We thank Drs. Gregory and Toda for their comments about the American College of Rheumatology recommendations for the use of glucosamine and acetaminophen, respectively, in the management of OA. The Technical Expert Panel, comprised of a diverse group of physicians and other health care providers, was provided with summary of findings tables for glucosamine and acetaminophen and then voted on their recommendations after discussing this body of evidence. The recommendations for glucosamine were based on the results of the meta-analyses cited by Dr. Gregory in his letter as well as an evidence report from the Agency for Healthcare Research and Quality on the treatment of OA of the knee (Samson DJ, Grant MD, Ratko TA, Bonnell CJ, Ziegler KM, Aronson N. Treatment of primary and secondary osteoarthritis of the knee: evidence report/technology assessment no. 157. AHRQ publication no. 07-E012. Rockville (MD): Agency for Healthcare Research and Quality; 2007); the summary of evidence tables are available as supplementary files (see the online version of the article at http://onlinelibrary.wiley.com/journal/10.1002/(ISSN)2151-4658). The conditional recommendation that patients with hip and knee OA should not take glucosamine was based largely on the heterogeneity of the results of randomized placebo-controlled clinical trials (the evidence of efficacy was limited to the preparation of crystalline glucosamine sulfate produced and marketed by Rottapharm/Madaus) and the lack of availability of prescription-quality preparations evaluated and approved for the indication of OA by the Food and Drug Administration.

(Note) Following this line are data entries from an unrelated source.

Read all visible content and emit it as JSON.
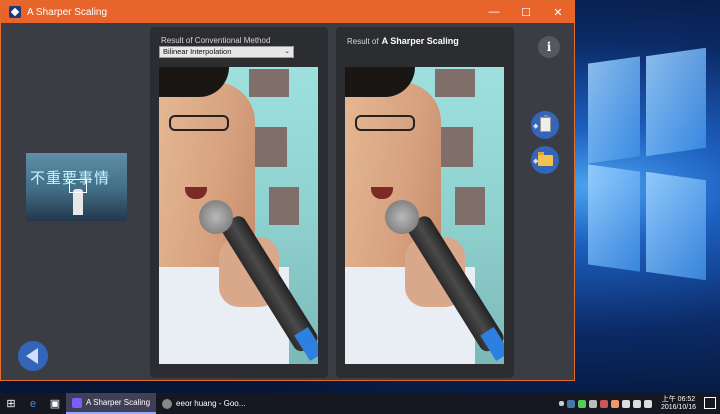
{
  "window": {
    "title": "A Sharper Scaling",
    "controls": {
      "minimize": "—",
      "maximize": "☐",
      "close": "✕"
    }
  },
  "thumbnail": {
    "caption_text": "不重要事情"
  },
  "left_panel": {
    "label": "Result of Conventional Method",
    "method_select": {
      "selected": "Bilinear Interpolation"
    }
  },
  "right_panel": {
    "label_prefix": "Result of",
    "label_bold": "A Sharper Scaling"
  },
  "side_buttons": {
    "info_glyph": "i"
  },
  "taskbar": {
    "apps": [
      {
        "label": "A Sharper Scaling",
        "active": true
      },
      {
        "label": "eeor huang - Goo...",
        "active": false
      }
    ],
    "clock": {
      "time": "上午 06:52",
      "date": "2016/10/16"
    }
  },
  "colors": {
    "titlebar": "#e8642a",
    "window_bg": "#3a3d44",
    "panel_bg": "#2b2d31",
    "accent_button": "#3565b8"
  }
}
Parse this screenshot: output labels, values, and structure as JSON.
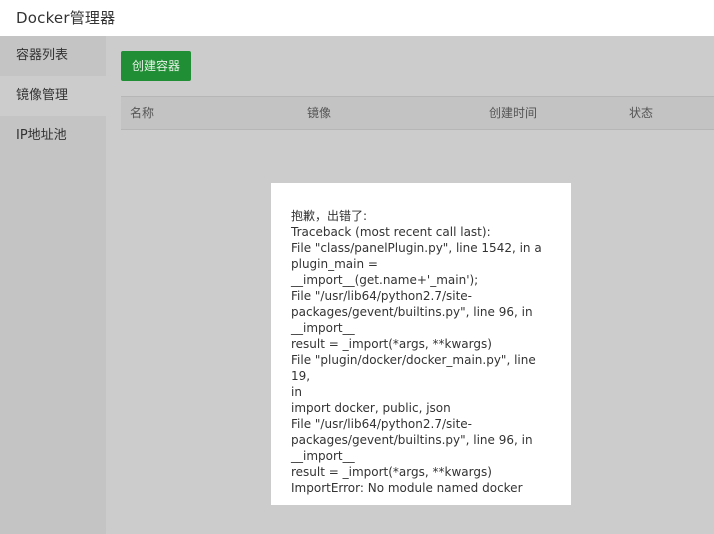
{
  "app": {
    "title": "Docker管理器"
  },
  "sidebar": {
    "items": [
      {
        "label": "容器列表"
      },
      {
        "label": "镜像管理"
      },
      {
        "label": "IP地址池"
      }
    ]
  },
  "toolbar": {
    "create_label": "创建容器"
  },
  "table": {
    "columns": [
      "名称",
      "镜像",
      "创建时间",
      "状态"
    ]
  },
  "error": {
    "lines": [
      "抱歉，出错了:",
      "Traceback (most recent call last):",
      "File \"class/panelPlugin.py\", line 1542, in a",
      "plugin_main =",
      "__import__(get.name+'_main');",
      "File \"/usr/lib64/python2.7/site-",
      "packages/gevent/builtins.py\", line 96, in",
      "__import__",
      "result = _import(*args, **kwargs)",
      "File \"plugin/docker/docker_main.py\", line 19,",
      "in",
      "import docker, public, json",
      "File \"/usr/lib64/python2.7/site-",
      "packages/gevent/builtins.py\", line 96, in",
      "__import__",
      "result = _import(*args, **kwargs)",
      "ImportError: No module named docker"
    ]
  }
}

Dr. Toda cites a number of epidemiologic observational studies suggesting that patients receiving high-dose acetaminophen have increased odds of serious upper gastrointestinal events compared to those not receiving acetaminophen and questions whether patients with OA who have been recommended to take acetaminophen at a dosage of ≥2,000 mg/day should also be given a PPI to reduce this perceived risk. We believe that the most likely explanation for the findings in these observational studies is a channeling bias that persists in some of the studies despite the best efforts of investigators to adjust for patient-level confounders with propensity scores (Schneeweiss S, Gagne JJ, Glynn RJ, Ruhl M, Rassen JA. Assessing the comparative effectiveness of newly marketed medications: methodological challenges and implications for drug development. Clin Pharmacol Ther 2011;90:777–90). Furthermore, there are no prospective randomized trials to address Dr. Toda's question of whether PPIs would reduce the alleged risk of serious upper gastrointestinal events in those taking high-dose acetaminophen with acceptable safety.